Two York City firefighters killed in collapse at Weaver Piano Co. fire
A procession of police and fire vehicles escort a fallen York City Firefighter from Wellspan York Hospital.
Two York City firefighters were killed when a wall collapsed Thursday at the former Weaver Piano & Organ Co. building, which had been heavily damaged in a fire that began the day before.
Ivan Flanscha, 50, of York Township, died just before 4 p.m. at York Hospital, according to a report from the York County Coroner's Office.
Zachary Anthony, 29, also died at York Hospital, according to a news release from York City.
Two other firefighters, Erik Swanson and Assistant Chief Greg Altland, were being treated for non-life-threatening injuries, according to the city.
York City Mayor Michael Helfrich, in an evening news conference at City Hall, called it "a tragic day in York's history."
"This is the worst day in my career," said York City Fire Chief David Michaels.
"These are the guys you wanted in the fire truck," he said of Flanscha and Anthony.
Firefighters battle a three-alarm fire in the former Weaver Piano & Organ Co. building at 127 N. Broad St. in York City.
Michaels continued, saying the department has not gone through something like this since 1971.
"No department wants to go through this," he said, adding that they were going to lean on a lot of people.
The surviving injured firefighters also will be "key in our healing process," Michaels said.
Collapse: The York County coroner was called to York Hospital after a wall collapsed at the 127 N. Broad St. fire scene Thursday afternoon.
A three-alarm fire was reported there shortly after 3 p.m. Wednesday, March 21. Firefighters remained at the scene through the night and continued to put out hot spots Thursday.

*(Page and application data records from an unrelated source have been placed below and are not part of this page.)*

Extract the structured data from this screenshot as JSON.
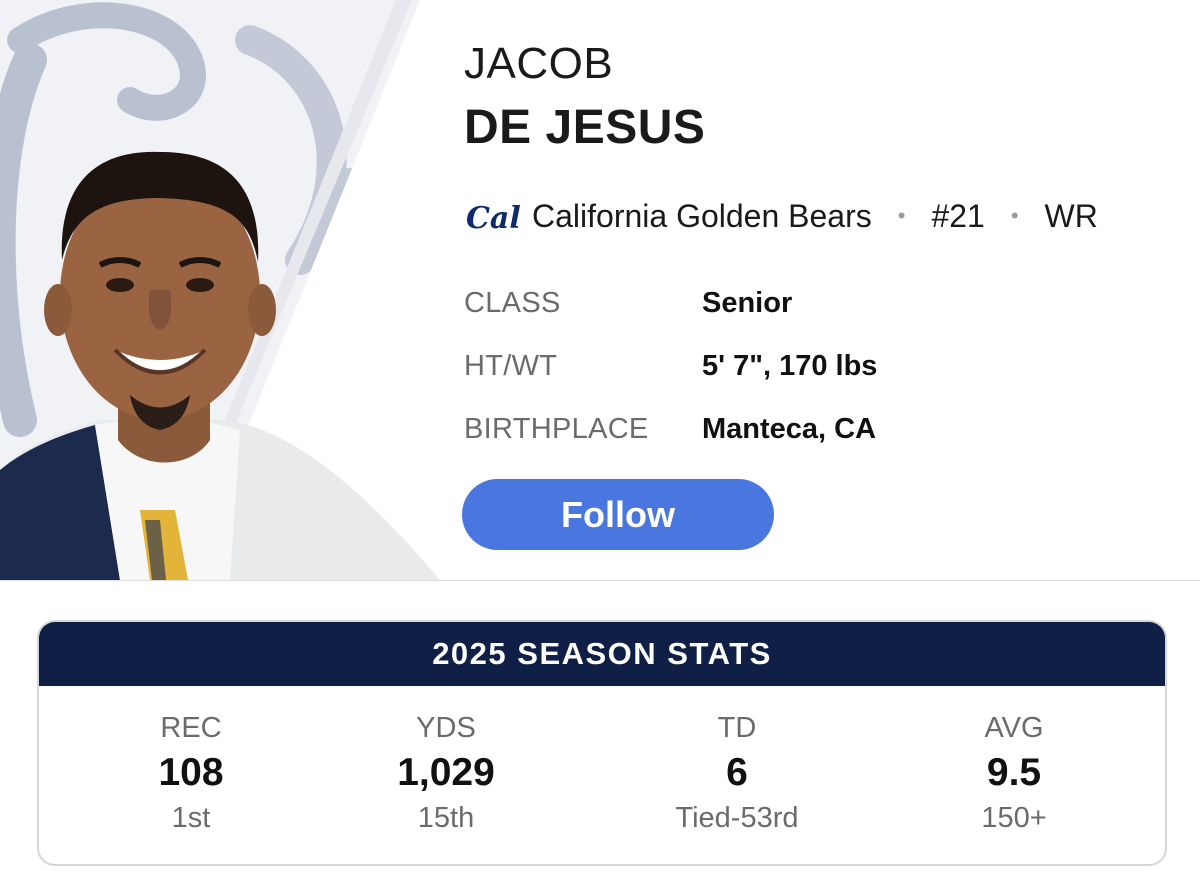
{
  "player": {
    "first_name": "JACOB",
    "last_name": "DE JESUS",
    "team": "California Golden Bears",
    "team_logo_text": "Cal",
    "number": "#21",
    "position": "WR",
    "separator": "•"
  },
  "info": [
    {
      "label": "CLASS",
      "value": "Senior"
    },
    {
      "label": "HT/WT",
      "value": "5' 7\", 170 lbs"
    },
    {
      "label": "BIRTHPLACE",
      "value": "Manteca, CA"
    }
  ],
  "follow_label": "Follow",
  "stats": {
    "title": "2025 SEASON STATS",
    "columns": [
      {
        "label": "REC",
        "value": "108",
        "rank": "1st"
      },
      {
        "label": "YDS",
        "value": "1,029",
        "rank": "15th"
      },
      {
        "label": "TD",
        "value": "6",
        "rank": "Tied-53rd"
      },
      {
        "label": "AVG",
        "value": "9.5",
        "rank": "150+"
      }
    ]
  },
  "colors": {
    "team_navy": "#0f1f45",
    "team_gold": "#e2b53a",
    "follow_blue": "#4a76e0",
    "label_gray": "#6b6b6b"
  }
}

Four firefighters were taken away in ambulances after a mayday call went out shortly after 3 p.m. Thursday, March 22, according to York County 911 dispatches.
A wall on the south side of the building along Philadelphia Street collapsed, bringing that part of the four-story building down as firefighters were inside, according to Helfrich.
Helfrich said the four firefighters were trapped, and they were all taken to York Hospital after being extricated.
Flanscha was the York City Firefighter of the Year for 2004, and Anthony had been with the department since 2010.
Helfrich said fire departments from Lancaster, Hanover and Harrisburg had stepped in to offer assistance, manning York City's fire stations and agreeing to stay on and help as long as needed.
Andrew Panteris, of the International Association of Firefighters (IAFF) said peer groups would be brought in to help the families of the fallen.
Some families living on Walnut Street were displaced by the collapse and were being cared for at a nearby church, Helfrich said.
The blaze the day before had partially destroyed the historic factory that was in the process of being converted into apartments.
Flanscha: At the ceremony where Flanscha was named Firefighter of the Year for 2004, now-retired Fire Chief John Senft said Flanscha "always displayed a consciousness to duty and a strong desire to help others."
Senft recalled that Flanscha rescued a person trapped in a South Queen Street house fire several years earlier — for which he received a chief's commendation — and volunteered his time with the department's Honor Guard and Combat Challenge Team and as an emergency-care instructor.
Flanscha also served as a member of the Professional Firefighters Association's executive board and prepared musical selections for the department's annual memorial service.
The chief also commended Flanscha for buying blighted properties in York City and renovating them.
"I was really surprised," Flanscha had said after being honored. "I didn't feel like I had a spectacular year in 2004 ... and there are so many other worthy people."
At the time, he and his wife, Tina, had three daughters.
He said his two older girls often accompanied him to the fire station, where they get to "drive" the fire truck and eat ice cream.
"They like to go everywhere with me," he said.
Weaver building: Almost a century after the peak of the piano manufacturing industry, the Weaver Piano & Organ Co. building was soon to get a new lease on life.
Real estate developer Matt Steinkamp and Lara Bushey, his wife and business partner, were planning to convert the former factory into a modern apartment building with 42 market-rate units, Steinkamp said last year.
The building was to include one-bedroom and two-bedroom apartments, with floor space ranging from 750 square feet to 1,200 square feet, he said.
Steinkamp said in May 2017 he and Bushey expected the project to be complete this spring or summer.
Michaels said his department has made contact with the owners as well as with the trade workers who were helping with the renovation.
The property opened as an organ-production facility around 1880, and it eventually grew to a third of the size of the building that stands there today, according to the developer.
There were multiple renovations and additions to the building between 1880 and the peak of the piano industry in the 1920s, when the Weaver Piano & Organ Co. produced 45 to 50 pianos daily, he said.
After the stock market crashed in 1929, the automobile replaced the piano as society’s preeminent status symbol and “pretty much wiped out the piano industry,” Steinkamp said.
The building became a distribution center for Mailman’s department store in the 1960s and '70s before being used as an auto repair shop and, more recently, for storage, he said.
— Editor's note: This report has been corrected to note the York County Coroner's Office was dispatched to York Hospital, not to the fire scene.